— The World Health Organization said Thursday that malaria cases continued to rise between 2020 and 2021, but at a slower rate than in the period 2019 to 2020. The newly released World Malaria Report says there were an estimated 619,000 malaria deaths globally in 2021, compared to 625,000 in the first year of the COVID-19 pandemic. In 2019, before the pandemic struck, the number of deaths stood at 568,000. Most countries also managed, despite supply chain and logistics challenges, to maintain malaria testing and treatment during the pandemic.
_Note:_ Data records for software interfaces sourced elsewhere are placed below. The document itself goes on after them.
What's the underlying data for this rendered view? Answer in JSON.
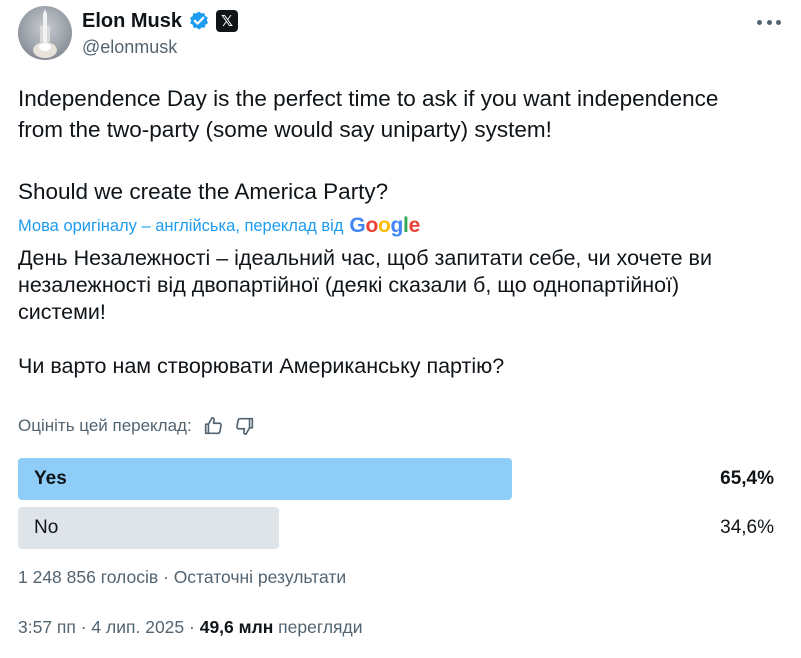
{
  "author": {
    "name": "Elon Musk",
    "handle": "@elonmusk",
    "avatar_icon": "rocket-launch-avatar",
    "verified_icon": "verified-badge-icon",
    "affiliation_icon": "x-logo-icon",
    "x_glyph": "𝕏",
    "more_icon": "more-dots-icon"
  },
  "tweet": {
    "line1": "Independence Day is the perfect time to ask if you want independence",
    "line2": "from the two-party (some would say uniparty) system!",
    "line3": "Should we create the America Party?"
  },
  "translation_note": {
    "text": "Мова оригіналу – англійська, переклад від",
    "provider": "Google",
    "provider_letters": [
      "G",
      "o",
      "o",
      "g",
      "l",
      "e"
    ],
    "provider_colors": [
      "#4285F4",
      "#EA4335",
      "#FBBC05",
      "#4285F4",
      "#34A853",
      "#EA4335"
    ]
  },
  "translation": {
    "line1": "День Незалежності – ідеальний час, щоб запитати себе, чи хочете ви",
    "line2": "незалежності від двопартійної (деякі сказали б, що однопартійної)",
    "line3": "системи!",
    "line4": "Чи варто нам створювати Американську партію?"
  },
  "rating": {
    "label": "Оцініть цей переклад:",
    "up_icon": "thumbs-up-icon",
    "down_icon": "thumbs-down-icon"
  },
  "poll": {
    "options": [
      {
        "label": "Yes",
        "percent_text": "65,4%",
        "share": 0.654,
        "winner": true
      },
      {
        "label": "No",
        "percent_text": "34,6%",
        "share": 0.346,
        "winner": false
      }
    ],
    "meta": "1 248 856 голосів · Остаточні результати"
  },
  "footer": {
    "time": "3:57 пп · 4 лип. 2025 ·",
    "views_count": "49,6 млн",
    "views_label": "перегляди"
  },
  "colors": {
    "accent": "#1d9bf0",
    "poll_winner": "#8ecdf8",
    "poll_other": "#dfe4e8",
    "secondary_text": "#536471"
  }
}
WHO chief Dr. Tedros Adhanom Ghebreyesus said through a strengthened response, risk mitigation, building resilience and accelerating research, “there is every reason to dream of a malaria-free future.”
The Secretary-General welcomed the signing Monday of a framework agreement in Sudan between pro-democracy political parties and the military, which returned to power in an October 2021 coup. Guterres said he hopes the agreement can lead to the return to a civilian-led transition in the country and he urged the parties to address outstanding issues.
Quote of Note
“In Ukraine today, the ability of civilians to survive is under attack.”
U.N. humanitarian chief Martin Griffiths in remarks to the U.N. Security Council on Tuesday about living conditions in Ukraine, where Russia has stepped up attacks on energy infrastructure as winter temperatures begin to plummet.
What we are watching next week
Griffiths heads to Ukraine December 12-15. He will meet with government officials, humanitarian partners and people impacted by the war. The U.N. humanitarian chief will meet displaced persons in the southern city of Mykolaiv and inspect an aid distribution site in Kherson. He will also meet with senior government officials in Kyiv and meet representatives from the NGO community.